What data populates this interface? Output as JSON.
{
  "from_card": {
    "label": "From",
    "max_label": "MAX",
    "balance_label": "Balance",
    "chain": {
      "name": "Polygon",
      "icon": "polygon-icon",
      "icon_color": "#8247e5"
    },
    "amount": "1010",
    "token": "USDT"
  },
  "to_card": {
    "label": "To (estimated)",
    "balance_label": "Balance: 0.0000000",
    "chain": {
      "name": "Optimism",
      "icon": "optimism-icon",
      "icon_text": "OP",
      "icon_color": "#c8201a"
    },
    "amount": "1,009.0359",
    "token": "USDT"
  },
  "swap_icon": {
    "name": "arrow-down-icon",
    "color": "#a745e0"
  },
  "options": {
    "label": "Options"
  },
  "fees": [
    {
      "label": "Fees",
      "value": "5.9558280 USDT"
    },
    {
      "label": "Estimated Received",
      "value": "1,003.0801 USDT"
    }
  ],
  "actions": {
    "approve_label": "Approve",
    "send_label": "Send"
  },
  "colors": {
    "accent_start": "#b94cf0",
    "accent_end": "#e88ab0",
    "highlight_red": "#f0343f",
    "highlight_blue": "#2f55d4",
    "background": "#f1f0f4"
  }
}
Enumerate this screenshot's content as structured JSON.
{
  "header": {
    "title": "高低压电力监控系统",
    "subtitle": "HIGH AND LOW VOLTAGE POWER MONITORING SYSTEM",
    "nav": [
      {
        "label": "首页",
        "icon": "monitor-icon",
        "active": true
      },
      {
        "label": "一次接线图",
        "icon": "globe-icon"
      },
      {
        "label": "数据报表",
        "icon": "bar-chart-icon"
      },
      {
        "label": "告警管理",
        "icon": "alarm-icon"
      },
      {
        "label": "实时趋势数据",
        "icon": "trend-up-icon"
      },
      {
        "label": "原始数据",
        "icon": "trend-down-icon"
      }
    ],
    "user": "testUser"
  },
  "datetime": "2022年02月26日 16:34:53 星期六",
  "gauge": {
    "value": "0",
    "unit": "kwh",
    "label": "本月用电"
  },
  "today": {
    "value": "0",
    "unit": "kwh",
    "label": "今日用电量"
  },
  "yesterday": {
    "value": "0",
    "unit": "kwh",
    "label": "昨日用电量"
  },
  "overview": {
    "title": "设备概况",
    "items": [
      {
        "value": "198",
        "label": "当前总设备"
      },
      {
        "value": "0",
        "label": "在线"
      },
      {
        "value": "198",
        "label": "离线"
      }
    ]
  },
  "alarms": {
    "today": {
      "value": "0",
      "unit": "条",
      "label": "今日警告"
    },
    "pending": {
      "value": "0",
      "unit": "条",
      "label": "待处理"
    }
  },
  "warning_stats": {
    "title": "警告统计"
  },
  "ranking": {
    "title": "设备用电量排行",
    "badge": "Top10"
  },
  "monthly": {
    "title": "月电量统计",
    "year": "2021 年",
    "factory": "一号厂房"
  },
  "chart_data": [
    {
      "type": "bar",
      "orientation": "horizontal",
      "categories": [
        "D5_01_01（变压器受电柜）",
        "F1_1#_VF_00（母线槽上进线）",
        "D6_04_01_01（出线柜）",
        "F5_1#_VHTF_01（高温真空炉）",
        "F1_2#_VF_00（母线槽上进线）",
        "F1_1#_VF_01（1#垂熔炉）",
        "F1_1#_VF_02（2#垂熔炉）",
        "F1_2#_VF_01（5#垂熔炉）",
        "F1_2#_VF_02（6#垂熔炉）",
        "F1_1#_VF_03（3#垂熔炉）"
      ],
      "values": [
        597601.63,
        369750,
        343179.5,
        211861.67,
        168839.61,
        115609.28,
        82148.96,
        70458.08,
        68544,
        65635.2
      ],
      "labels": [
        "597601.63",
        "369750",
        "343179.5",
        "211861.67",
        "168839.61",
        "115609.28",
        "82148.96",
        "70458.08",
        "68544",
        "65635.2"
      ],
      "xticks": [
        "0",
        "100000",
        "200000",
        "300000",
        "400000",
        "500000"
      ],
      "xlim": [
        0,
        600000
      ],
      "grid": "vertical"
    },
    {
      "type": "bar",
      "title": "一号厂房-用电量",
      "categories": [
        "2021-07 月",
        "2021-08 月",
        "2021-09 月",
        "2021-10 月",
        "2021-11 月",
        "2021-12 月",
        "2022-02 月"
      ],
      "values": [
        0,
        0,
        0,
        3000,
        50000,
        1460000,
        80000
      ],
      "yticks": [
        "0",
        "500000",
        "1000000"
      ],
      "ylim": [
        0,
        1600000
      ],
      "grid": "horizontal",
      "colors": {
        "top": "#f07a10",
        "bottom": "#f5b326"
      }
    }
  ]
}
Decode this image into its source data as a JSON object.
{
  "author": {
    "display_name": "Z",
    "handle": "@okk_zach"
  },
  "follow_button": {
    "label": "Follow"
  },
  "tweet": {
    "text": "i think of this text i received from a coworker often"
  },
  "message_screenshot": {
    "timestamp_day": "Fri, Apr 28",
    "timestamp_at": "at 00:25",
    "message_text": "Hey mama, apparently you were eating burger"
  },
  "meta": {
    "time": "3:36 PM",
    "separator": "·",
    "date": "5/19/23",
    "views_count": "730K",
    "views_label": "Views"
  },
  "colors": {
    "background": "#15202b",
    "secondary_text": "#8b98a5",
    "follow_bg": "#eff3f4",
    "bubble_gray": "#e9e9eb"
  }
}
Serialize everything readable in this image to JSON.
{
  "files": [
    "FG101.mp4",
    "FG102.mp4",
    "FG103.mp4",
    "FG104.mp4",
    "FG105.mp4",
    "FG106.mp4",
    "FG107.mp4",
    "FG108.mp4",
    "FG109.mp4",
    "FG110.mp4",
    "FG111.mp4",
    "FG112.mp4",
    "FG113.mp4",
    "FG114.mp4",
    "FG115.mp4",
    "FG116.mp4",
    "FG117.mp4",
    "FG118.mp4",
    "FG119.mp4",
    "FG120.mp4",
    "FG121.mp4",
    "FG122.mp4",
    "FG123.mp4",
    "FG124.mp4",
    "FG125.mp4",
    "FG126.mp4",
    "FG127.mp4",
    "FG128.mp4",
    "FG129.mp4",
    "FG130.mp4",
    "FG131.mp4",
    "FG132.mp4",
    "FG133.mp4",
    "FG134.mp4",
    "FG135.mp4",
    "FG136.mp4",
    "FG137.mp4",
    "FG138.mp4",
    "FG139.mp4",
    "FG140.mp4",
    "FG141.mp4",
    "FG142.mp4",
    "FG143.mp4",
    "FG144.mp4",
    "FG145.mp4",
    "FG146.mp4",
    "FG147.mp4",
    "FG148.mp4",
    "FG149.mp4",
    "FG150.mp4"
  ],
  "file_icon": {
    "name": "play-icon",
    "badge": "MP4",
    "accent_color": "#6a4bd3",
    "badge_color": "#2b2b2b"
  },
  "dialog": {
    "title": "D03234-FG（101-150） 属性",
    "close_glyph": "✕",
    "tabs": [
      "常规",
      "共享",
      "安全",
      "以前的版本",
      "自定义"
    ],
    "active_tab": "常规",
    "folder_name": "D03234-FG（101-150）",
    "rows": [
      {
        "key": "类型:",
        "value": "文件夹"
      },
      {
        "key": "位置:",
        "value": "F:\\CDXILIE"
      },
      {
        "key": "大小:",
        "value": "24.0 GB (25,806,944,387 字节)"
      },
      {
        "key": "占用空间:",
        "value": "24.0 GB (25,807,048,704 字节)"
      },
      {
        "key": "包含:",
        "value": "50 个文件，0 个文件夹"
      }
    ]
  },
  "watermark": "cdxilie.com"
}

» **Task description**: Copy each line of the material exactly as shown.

» **The answer**:
What data populates this interface? Output as JSON.
{
  "from_card": {
    "label": "From",
    "max_label": "MAX",
    "balance_label": "Balance",
    "chain": {
      "name": "Polygon",
      "icon": "polygon-icon",
      "icon_color": "#8247e5"
    },
    "amount": "1010",
    "token": "USDT"
  },
  "to_card": {
    "label": "To (estimated)",
    "balance_label": "Balance: 0.0000000",
    "chain": {
      "name": "Optimism",
      "icon": "optimism-icon",
      "icon_text": "OP",
      "icon_color": "#c8201a"
    },
    "amount": "1,009.0359",
    "token": "USDT"
  },
  "swap_icon": {
    "name": "arrow-down-icon",
    "color": "#a745e0"
  },
  "options": {
    "label": "Options"
  },
  "fees": [
    {
      "label": "Fees",
      "value": "5.9558280 USDT"
    },
    {
      "label": "Estimated Received",
      "value": "1,003.0801 USDT"
    }
  ],
  "actions": {
    "approve_label": "Approve",
    "send_label": "Send"
  },
  "colors": {
    "accent_start": "#b94cf0",
    "accent_end": "#e88ab0",
    "highlight_red": "#f0343f",
    "highlight_blue": "#2f55d4",
    "background": "#f1f0f4"
  }
}
Enumerate this screenshot's content as structured JSON.
{
  "header": {
    "title": "高低压电力监控系统",
    "subtitle": "HIGH AND LOW VOLTAGE POWER MONITORING SYSTEM",
    "nav": [
      {
        "label": "首页",
        "icon": "monitor-icon",
        "active": true
      },
      {
        "label": "一次接线图",
        "icon": "globe-icon"
      },
      {
        "label": "数据报表",
        "icon": "bar-chart-icon"
      },
      {
        "label": "告警管理",
        "icon": "alarm-icon"
      },
      {
        "label": "实时趋势数据",
        "icon": "trend-up-icon"
      },
      {
        "label": "原始数据",
        "icon": "trend-down-icon"
      }
    ],
    "user": "testUser"
  },
  "datetime": "2022年02月26日 16:34:53 星期六",
  "gauge": {
    "value": "0",
    "unit": "kwh",
    "label": "本月用电"
  },
  "today": {
    "value": "0",
    "unit": "kwh",
    "label": "今日用电量"
  },
  "yesterday": {
    "value": "0",
    "unit": "kwh",
    "label": "昨日用电量"
  },
  "overview": {
    "title": "设备概况",
    "items": [
      {
        "value": "198",
        "label": "当前总设备"
      },
      {
        "value": "0",
        "label": "在线"
      },
      {
        "value": "198",
        "label": "离线"
      }
    ]
  },
  "alarms": {
    "today": {
      "value": "0",
      "unit": "条",
      "label": "今日警告"
    },
    "pending": {
      "value": "0",
      "unit": "条",
      "label": "待处理"
    }
  },
  "warning_stats": {
    "title": "警告统计"
  },
  "ranking": {
    "title": "设备用电量排行",
    "badge": "Top10"
  },
  "monthly": {
    "title": "月电量统计",
    "year": "2021 年",
    "factory": "一号厂房"
  },
  "chart_data": [
    {
      "type": "bar",
      "orientation": "horizontal",
      "categories": [
        "D5_01_01（变压器受电柜）",
        "F1_1#_VF_00（母线槽上进线）",
        "D6_04_01_01（出线柜）",
        "F5_1#_VHTF_01（高温真空炉）",
        "F1_2#_VF_00（母线槽上进线）",
        "F1_1#_VF_01（1#垂熔炉）",
        "F1_1#_VF_02（2#垂熔炉）",
        "F1_2#_VF_01（5#垂熔炉）",
        "F1_2#_VF_02（6#垂熔炉）",
        "F1_1#_VF_03（3#垂熔炉）"
      ],
      "values": [
        597601.63,
        369750,
        343179.5,
        211861.67,
        168839.61,
        115609.28,
        82148.96,
        70458.08,
        68544,
        65635.2
      ],
      "labels": [
        "597601.63",
        "369750",
        "343179.5",
        "211861.67",
        "168839.61",
        "115609.28",
        "82148.96",
        "70458.08",
        "68544",
        "65635.2"
      ],
      "xticks": [
        "0",
        "100000",
        "200000",
        "300000",
        "400000",
        "500000"
      ],
      "xlim": [
        0,
        600000
      ],
      "grid": "vertical"
    },
    {
      "type": "bar",
      "title": "一号厂房-用电量",
      "categories": [
        "2021-07 月",
        "2021-08 月",
        "2021-09 月",
        "2021-10 月",
        "2021-11 月",
        "2021-12 月",
        "2022-02 月"
      ],
      "values": [
        0,
        0,
        0,
        3000,
        50000,
        1460000,
        80000
      ],
      "yticks": [
        "0",
        "500000",
        "1000000"
      ],
      "ylim": [
        0,
        1600000
      ],
      "grid": "horizontal",
      "colors": {
        "top": "#f07a10",
        "bottom": "#f5b326"
      }
    }
  ]
}
Decode this image into its source data as a JSON object.
{
  "author": {
    "display_name": "Z",
    "handle": "@okk_zach"
  },
  "follow_button": {
    "label": "Follow"
  },
  "tweet": {
    "text": "i think of this text i received from a coworker often"
  },
  "message_screenshot": {
    "timestamp_day": "Fri, Apr 28",
    "timestamp_at": "at 00:25",
    "message_text": "Hey mama, apparently you were eating burger"
  },
  "meta": {
    "time": "3:36 PM",
    "separator": "·",
    "date": "5/19/23",
    "views_count": "730K",
    "views_label": "Views"
  },
  "colors": {
    "background": "#15202b",
    "secondary_text": "#8b98a5",
    "follow_bg": "#eff3f4",
    "bubble_gray": "#e9e9eb"
  }
}
Serialize everything readable in this image to JSON.
{
  "files": [
    "FG101.mp4",
    "FG102.mp4",
    "FG103.mp4",
    "FG104.mp4",
    "FG105.mp4",
    "FG106.mp4",
    "FG107.mp4",
    "FG108.mp4",
    "FG109.mp4",
    "FG110.mp4",
    "FG111.mp4",
    "FG112.mp4",
    "FG113.mp4",
    "FG114.mp4",
    "FG115.mp4",
    "FG116.mp4",
    "FG117.mp4",
    "FG118.mp4",
    "FG119.mp4",
    "FG120.mp4",
    "FG121.mp4",
    "FG122.mp4",
    "FG123.mp4",
    "FG124.mp4",
    "FG125.mp4",
    "FG126.mp4",
    "FG127.mp4",
    "FG128.mp4",
    "FG129.mp4",
    "FG130.mp4",
    "FG131.mp4",
    "FG132.mp4",
    "FG133.mp4",
    "FG134.mp4",
    "FG135.mp4",
    "FG136.mp4",
    "FG137.mp4",
    "FG138.mp4",
    "FG139.mp4",
    "FG140.mp4",
    "FG141.mp4",
    "FG142.mp4",
    "FG143.mp4",
    "FG144.mp4",
    "FG145.mp4",
    "FG146.mp4",
    "FG147.mp4",
    "FG148.mp4",
    "FG149.mp4",
    "FG150.mp4"
  ],
  "file_icon": {
    "name": "play-icon",
    "badge": "MP4",
    "accent_color": "#6a4bd3",
    "badge_color": "#2b2b2b"
  },
  "dialog": {
    "title": "D03234-FG（101-150） 属性",
    "close_glyph": "✕",
    "tabs": [
      "常规",
      "共享",
      "安全",
      "以前的版本",
      "自定义"
    ],
    "active_tab": "常规",
    "folder_name": "D03234-FG（101-150）",
    "rows": [
      {
        "key": "类型:",
        "value": "文件夹"
      },
      {
        "key": "位置:",
        "value": "F:\\CDXILIE"
      },
      {
        "key": "大小:",
        "value": "24.0 GB (25,806,944,387 字节)"
      },
      {
        "key": "占用空间:",
        "value": "24.0 GB (25,807,048,704 字节)"
      },
      {
        "key": "包含:",
        "value": "50 个文件，0 个文件夹"
      }
    ]
  },
  "watermark": "cdxilie.com"
}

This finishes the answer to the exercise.